Paddling away from the dock I was surprised by how quickly things came back to me, apparently it is rather like riding a bike, once learned you never forget how to paddle in a straight line. The senior coach from Idroscalo Club was accompanying me and telling me a about the lake and pointing out the concert stage on the west bank, I had been wondering what it was. It was notable how quiet the area was in late autumn compared with what it must be like in summer. We were the only ones out paddling, but there were a great number of water craft laid up on the shore.
Back on dry land, it was back on the bike to continue the circumnavigation of the lake.
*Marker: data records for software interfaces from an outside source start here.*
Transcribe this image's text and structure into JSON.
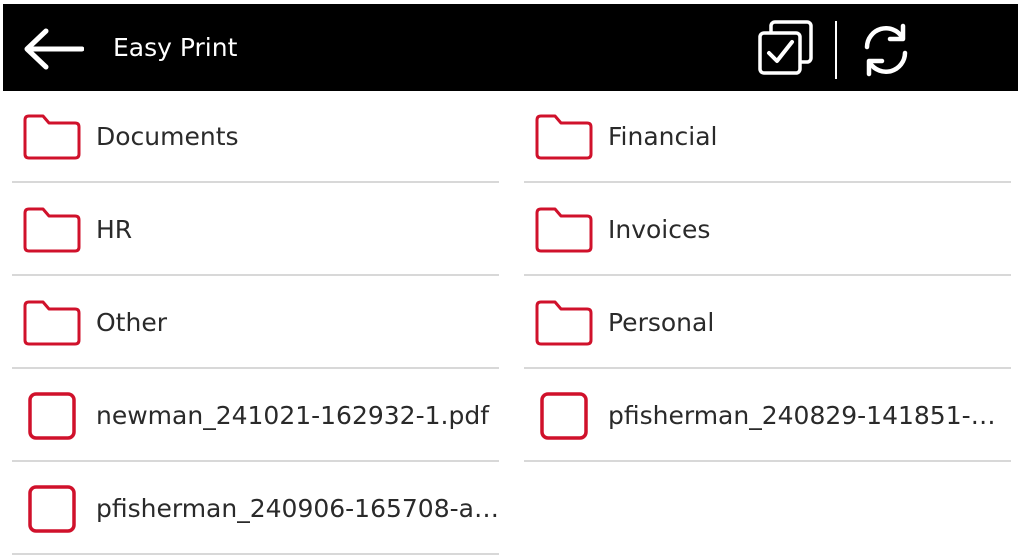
{
  "header": {
    "title": "Easy Print",
    "back_icon": "arrow-left-icon",
    "select_all_icon": "multi-select-check-icon",
    "refresh_icon": "refresh-icon"
  },
  "colors": {
    "header_background": "#000000",
    "header_foreground": "#ffffff",
    "accent": "#d0112b",
    "divider": "#d8d8d8",
    "text": "#2a2a2a"
  },
  "items": [
    {
      "label": "Documents",
      "kind": "folder",
      "icon": "folder-icon"
    },
    {
      "label": "Financial",
      "kind": "folder",
      "icon": "folder-icon"
    },
    {
      "label": "HR",
      "kind": "folder",
      "icon": "folder-icon"
    },
    {
      "label": "Invoices",
      "kind": "folder",
      "icon": "folder-icon"
    },
    {
      "label": "Other",
      "kind": "folder",
      "icon": "folder-icon"
    },
    {
      "label": "Personal",
      "kind": "folder",
      "icon": "folder-icon"
    },
    {
      "label": "newman_241021-162932-1.pdf",
      "kind": "file",
      "icon": "checkbox-unchecked-icon"
    },
    {
      "label": "pfisherman_240829-141851-…",
      "kind": "file",
      "icon": "checkbox-unchecked-icon"
    },
    {
      "label": "pfisherman_240906-165708-a…",
      "kind": "file",
      "icon": "checkbox-unchecked-icon"
    }
  ]
}
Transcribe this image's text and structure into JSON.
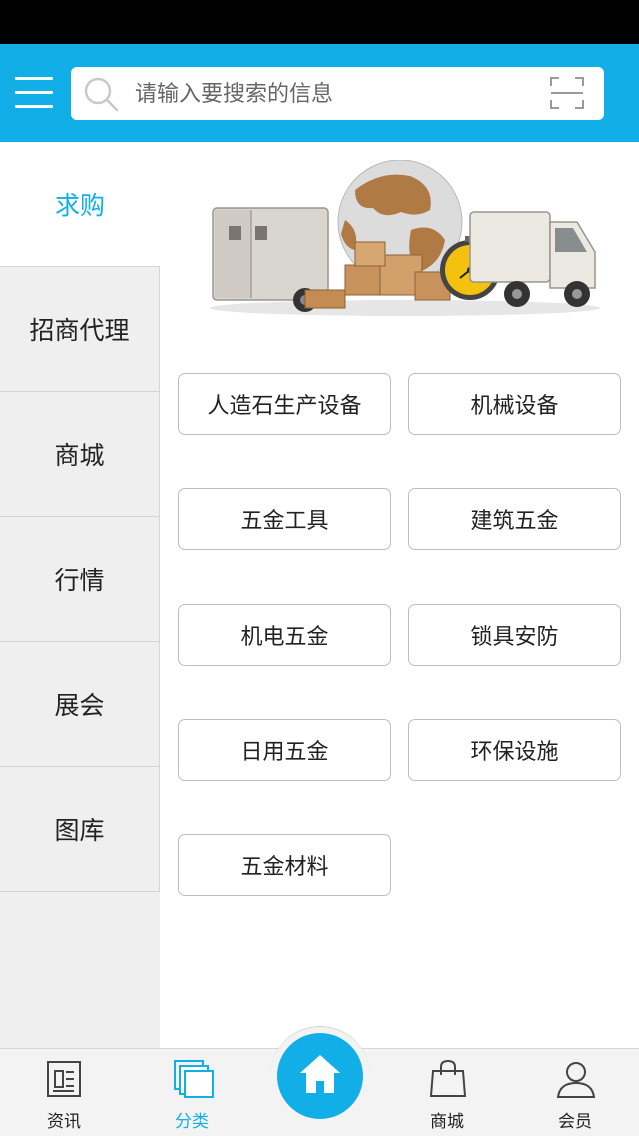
{
  "header": {
    "search_placeholder": "请输入要搜索的信息",
    "accent_color": "#12aee8"
  },
  "sidebar": {
    "items": [
      {
        "label": "求购",
        "active": true
      },
      {
        "label": "招商代理",
        "active": false
      },
      {
        "label": "商城",
        "active": false
      },
      {
        "label": "行情",
        "active": false
      },
      {
        "label": "展会",
        "active": false
      },
      {
        "label": "图库",
        "active": false
      }
    ]
  },
  "categories": [
    "人造石生产设备",
    "机械设备",
    "五金工具",
    "建筑五金",
    "机电五金",
    "锁具安防",
    "日用五金",
    "环保设施",
    "五金材料"
  ],
  "tabbar": {
    "items": [
      {
        "label": "资讯",
        "icon": "newspaper-icon"
      },
      {
        "label": "分类",
        "icon": "layers-icon",
        "active": true
      },
      {
        "label": "",
        "icon": "home-icon"
      },
      {
        "label": "商城",
        "icon": "shopping-bag-icon"
      },
      {
        "label": "会员",
        "icon": "user-icon"
      }
    ]
  }
}
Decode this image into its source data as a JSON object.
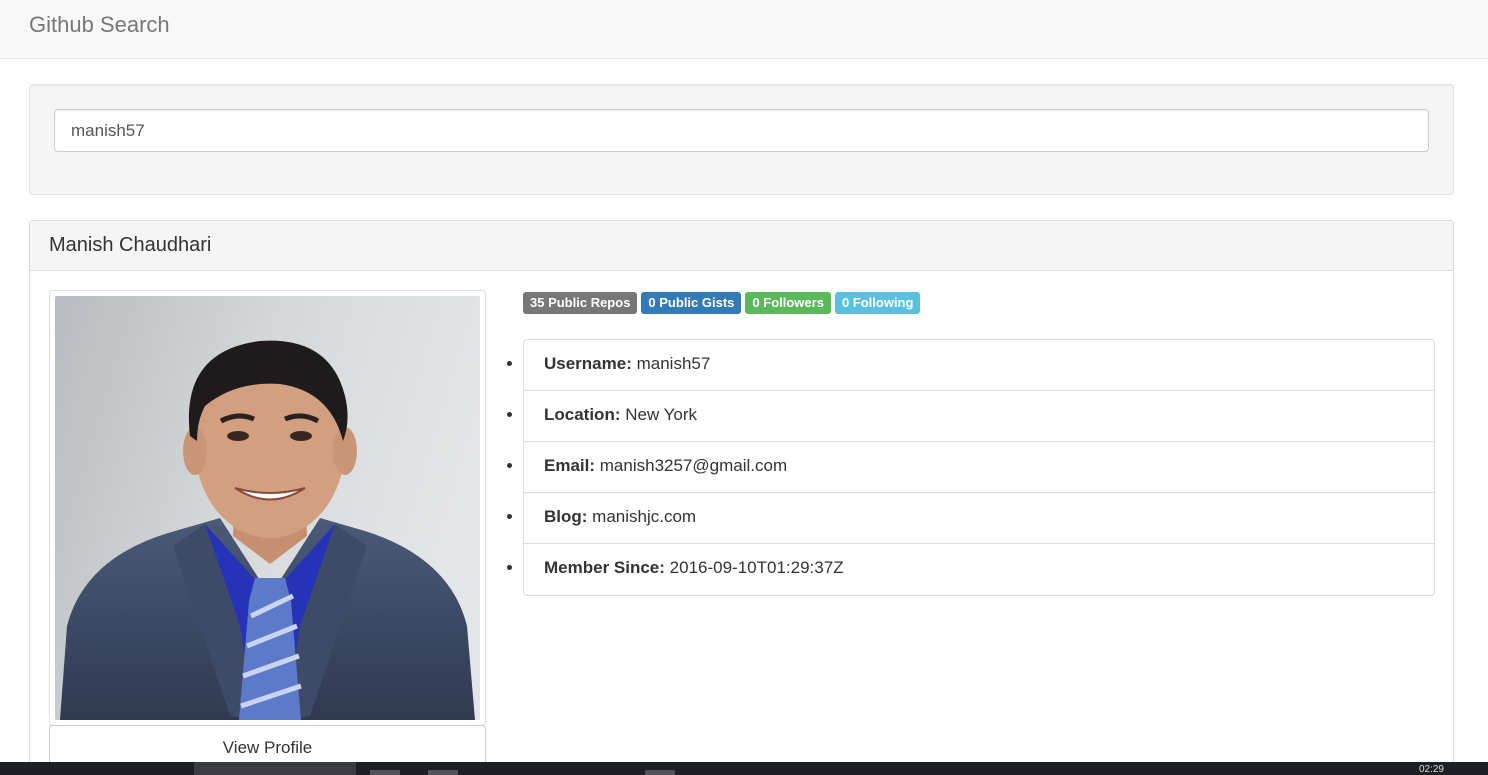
{
  "navbar": {
    "brand": "Github Search"
  },
  "search": {
    "value": "manish57"
  },
  "profile": {
    "name": "Manish Chaudhari",
    "view_profile_label": "View Profile",
    "badges": [
      {
        "label": "35 Public Repos",
        "color": "#777777"
      },
      {
        "label": "0 Public Gists",
        "color": "#337ab7"
      },
      {
        "label": "0 Followers",
        "color": "#5cb85c"
      },
      {
        "label": "0 Following",
        "color": "#5bc0de"
      }
    ],
    "details": [
      {
        "label": "Username:",
        "value": "manish57"
      },
      {
        "label": "Location:",
        "value": "New York"
      },
      {
        "label": "Email:",
        "value": "manish3257@gmail.com"
      },
      {
        "label": "Blog:",
        "value": "manishjc.com"
      },
      {
        "label": "Member Since:",
        "value": "2016-09-10T01:29:37Z"
      }
    ]
  },
  "taskbar": {
    "clock": "02:29"
  }
}
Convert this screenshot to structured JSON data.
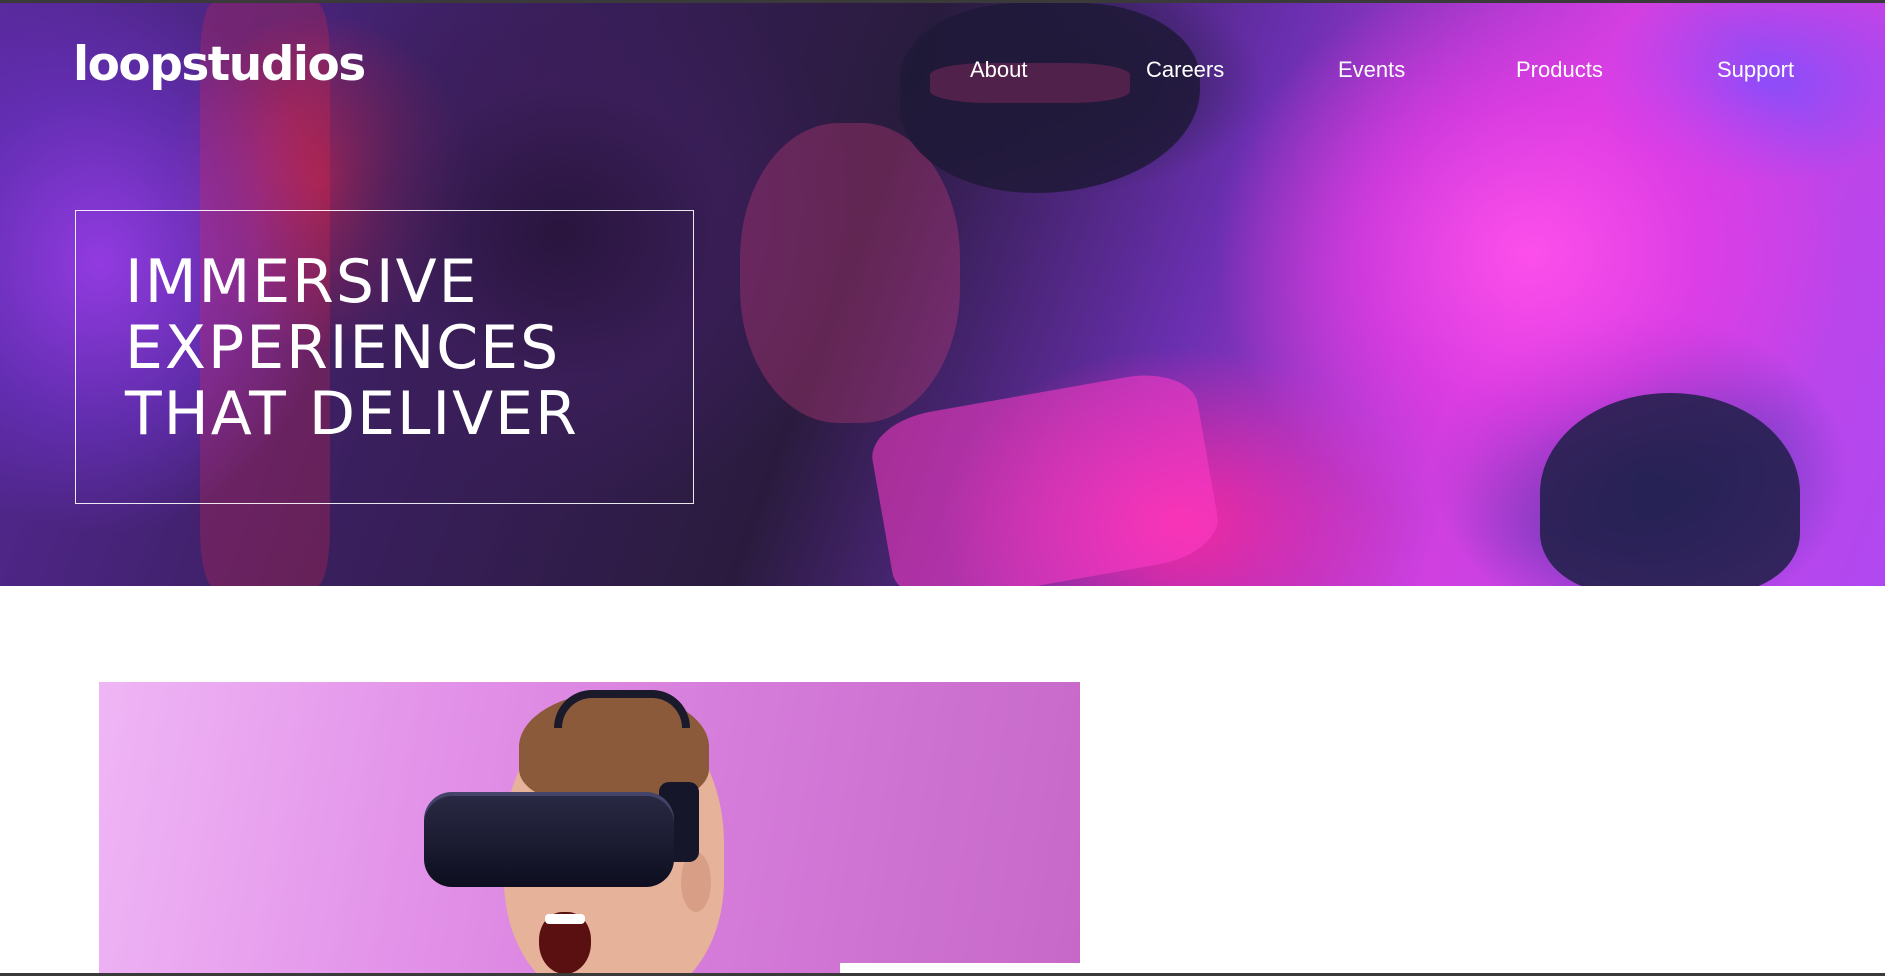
{
  "header": {
    "logo": "loopstudios",
    "nav": [
      {
        "label": "About"
      },
      {
        "label": "Careers"
      },
      {
        "label": "Events"
      },
      {
        "label": "Products"
      },
      {
        "label": "Support"
      }
    ]
  },
  "hero": {
    "title_lines": [
      "IMMERSIVE",
      "EXPERIENCES",
      "THAT DELIVER"
    ]
  },
  "colors": {
    "text_on_hero": "#ffffff",
    "page_background": "#ffffff",
    "hero_accent_magenta": "#d040e0",
    "hero_accent_purple": "#5a2aa0",
    "content_image_pink": "#e291e8"
  },
  "images": {
    "hero_background": "person-wearing-vr-headset-neon-lit",
    "content_image": "man-wearing-vr-headset-shouting"
  }
}
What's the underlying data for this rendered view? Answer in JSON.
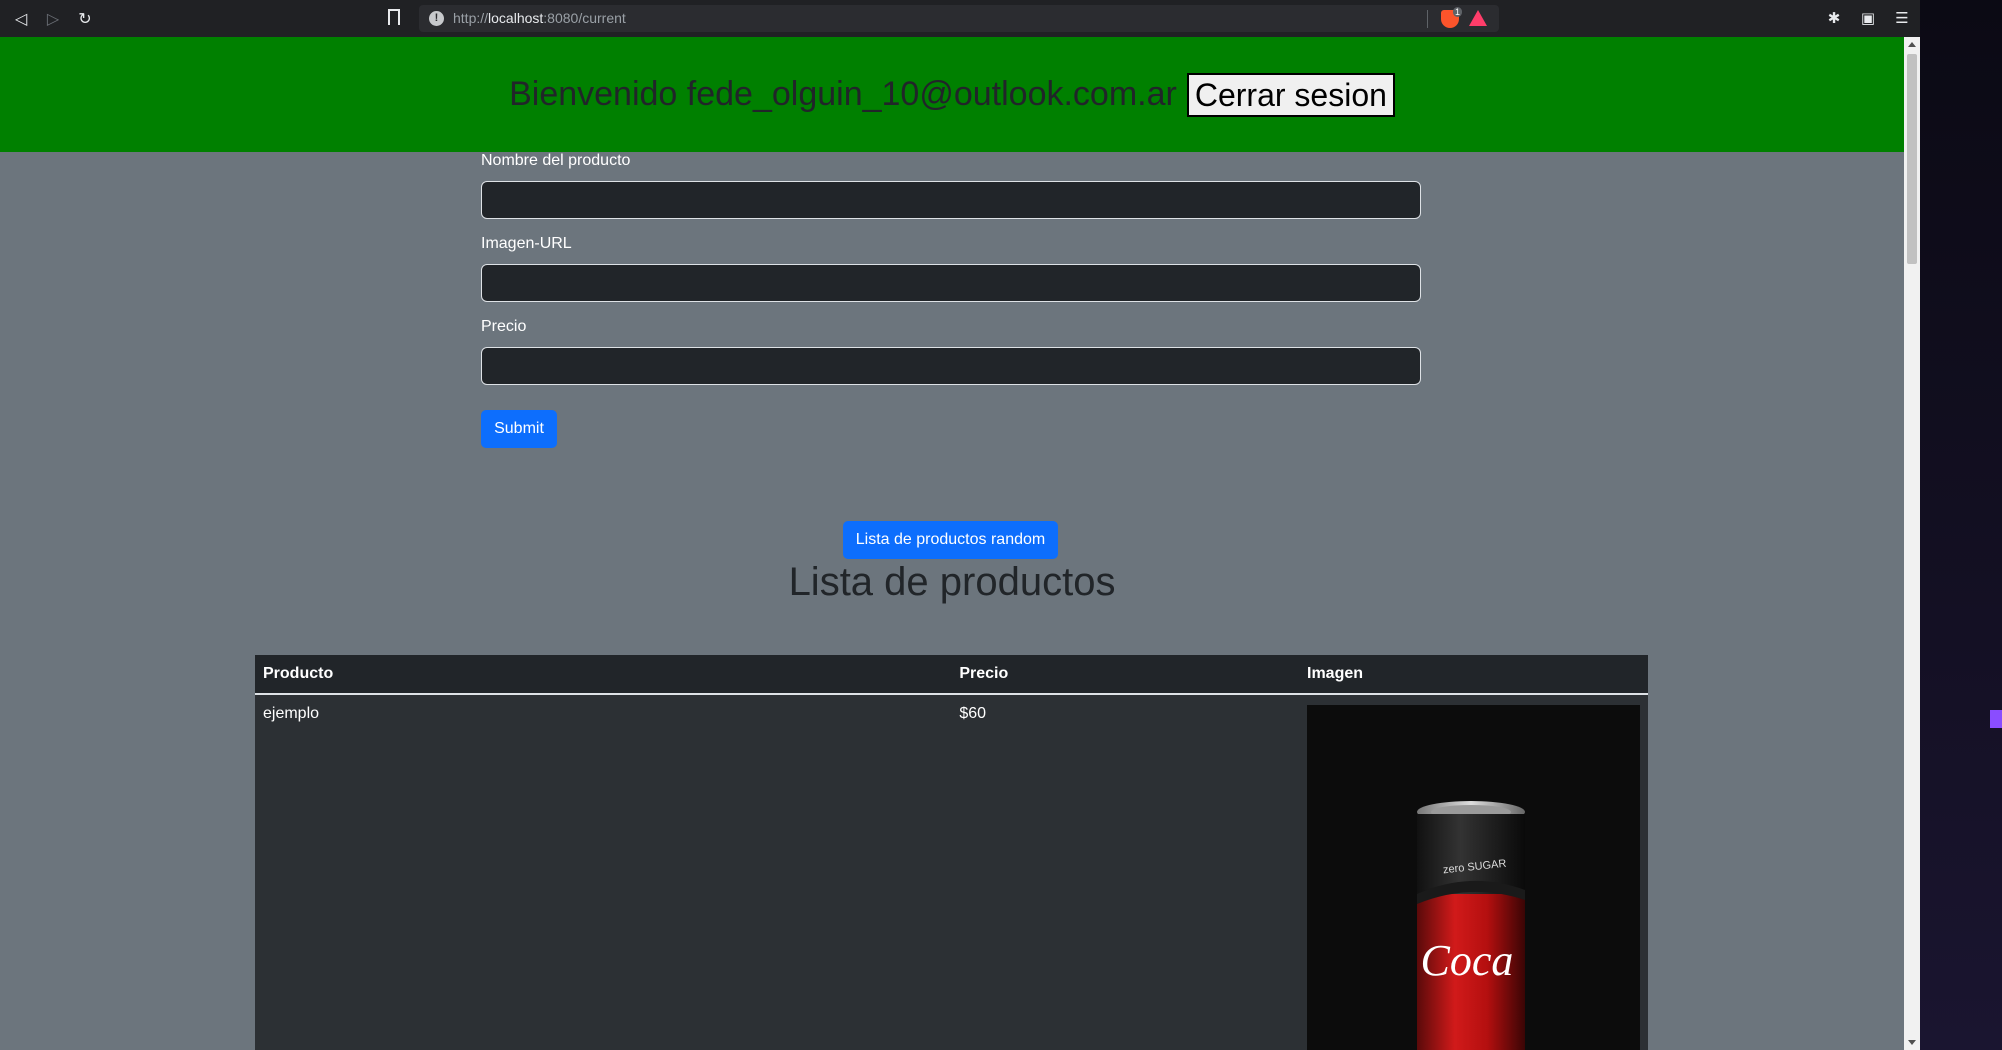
{
  "browser": {
    "url_scheme": "http://",
    "url_host": "localhost",
    "url_rest": ":8080/current",
    "shield_count": "1",
    "icons": [
      "back-icon",
      "forward-icon",
      "reload-icon",
      "bookmark-icon",
      "info-icon",
      "brave-shield-icon",
      "bat-rewards-icon",
      "extensions-icon",
      "wallet-icon",
      "menu-icon"
    ]
  },
  "header": {
    "welcome": "Bienvenido fede_olguin_10@outlook.com.ar",
    "logout_label": "Cerrar sesion",
    "background": "#008000"
  },
  "form": {
    "name_label": "Nombre del producto",
    "name_value": "",
    "image_label": "Imagen-URL",
    "image_value": "",
    "price_label": "Precio",
    "price_value": "",
    "submit_label": "Submit"
  },
  "random_button_label": "Lista de productos random",
  "list_title": "Lista de productos",
  "table": {
    "headers": [
      "Producto",
      "Precio",
      "Imagen"
    ],
    "rows": [
      {
        "product": "ejemplo",
        "price": "$60",
        "image": "coca-cola-zero-can-photo"
      }
    ]
  },
  "colors": {
    "page_bg": "#6c757d",
    "primary": "#0d6efd",
    "table_bg": "#2c3034"
  }
}
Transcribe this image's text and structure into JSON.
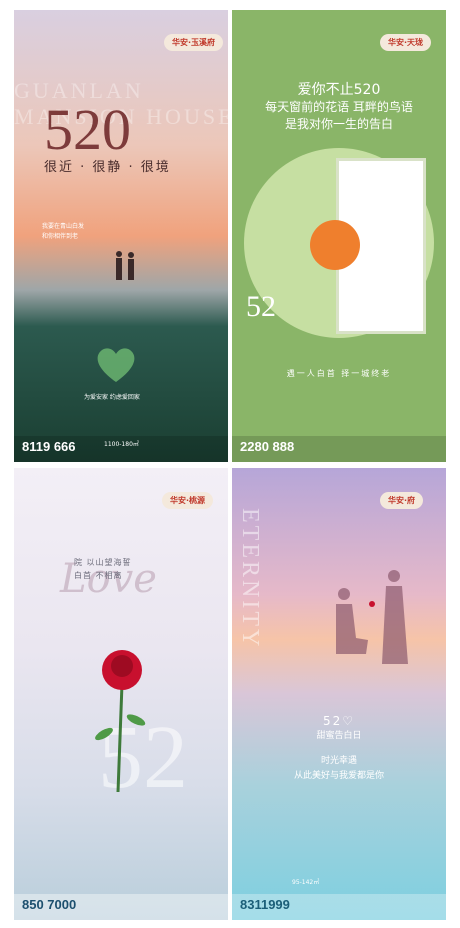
{
  "poster1": {
    "badge": "华安·玉溪府",
    "ghost_lines": [
      "GUANLAN",
      "MANSION HOUSE"
    ],
    "big": "520",
    "tagline": "很近 · 很静 · 很境",
    "small_lines": [
      "我要在青山白发",
      "和你相伴到老"
    ],
    "heart_caption": "为爱安家 约虑爱回家",
    "area": "1100-180㎡",
    "phone": "8119 666"
  },
  "poster2": {
    "badge": "华安·天珑",
    "headline": [
      "爱你不止520",
      "每天窗前的花语 耳畔的鸟语",
      "是我对你一生的告白"
    ],
    "big": "52",
    "slogan": "遇一人白首 择一城终老",
    "phone": "2280 888"
  },
  "poster3": {
    "badge": "华安·桃源",
    "verse": [
      "院 以山望海誓",
      "白首 不相离"
    ],
    "love": "Love",
    "phone": "850 7000"
  },
  "poster4": {
    "badge": "华安·府",
    "vertical": "ETERNITY",
    "mid": [
      "52♡",
      "甜蜜告白日",
      "时光幸遇",
      "从此美好与我爱都是你"
    ],
    "area": "95-142㎡",
    "phone": "8311999"
  },
  "colors": {
    "brand_red": "#c0392b",
    "cream": "#f4e9dc"
  }
}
Part way along, I spotted a mountain bike pump track and, despite being on borrowed hybrid bikes, this was an opportunity not to be missed. So we turned off and took in a circuit of the track, which was great fun and just had to be done.
Then onwards to lunch, where I was the guest of the AS Rugby Milano rugby club. When we arrived there was an under 15’s match just starting. It was interesting to see that they were playing on an artificial pitch, so not the muddy extravaganza of the school boy rugby of my youth. Inside the club house the food was excellent, and so was the company, but I was surprised the wine was Australian rather than local. Apparently this was in honour of the Southern hemisphere clubs who were on tour in Europe just now. Somehow the conversation turned to politics and I was asked what I thought of Brexit. I explained that Scotland had voted to stay in the EU, but that England and Wales had voted to leave, and that the overall majority leaving had only been < 2%. It was suggested that surely the UK didn’t really want to leave and that when it came to it, the UK Parliament would find a way of staying. I could see what they were saying made perfect sense if you were looking at the situation from the outside, and I now began to understand how my Italian friends in Edinburgh used to feel when we asked them about Berlusconi. So we changed the subject and went back talking about wine and food instead.
Lunch over, we continued our circumnavigation of the Idroscalo. On reaching the far end we stopped a while to watch some wake boarders. There is a lot to see and do at the Idroscalo, even in November. There was still time for some more sightseeing in the centre of Milan, highlights of which included ice cream (an absolute must when in Italy). Also a quick look at Castello Sforzesco from the 15th century, right in the centre of the city, and Sempione Park which is packed with art works, street hawkers, and people just having fun! Oh and it also has free public WiFi.
But as with all good things, my time in Milan had come to an end, and I had to catch a bus back to the airport for the flight home. Milan is somewhere I definitely want to return to, there is still so much more to see and do, and I’d like to take Ulli along too, as she would very much enjoy it. My thanks to my guide Gianfranco Nalin and Italia Slow Tour for organising a great weekend break.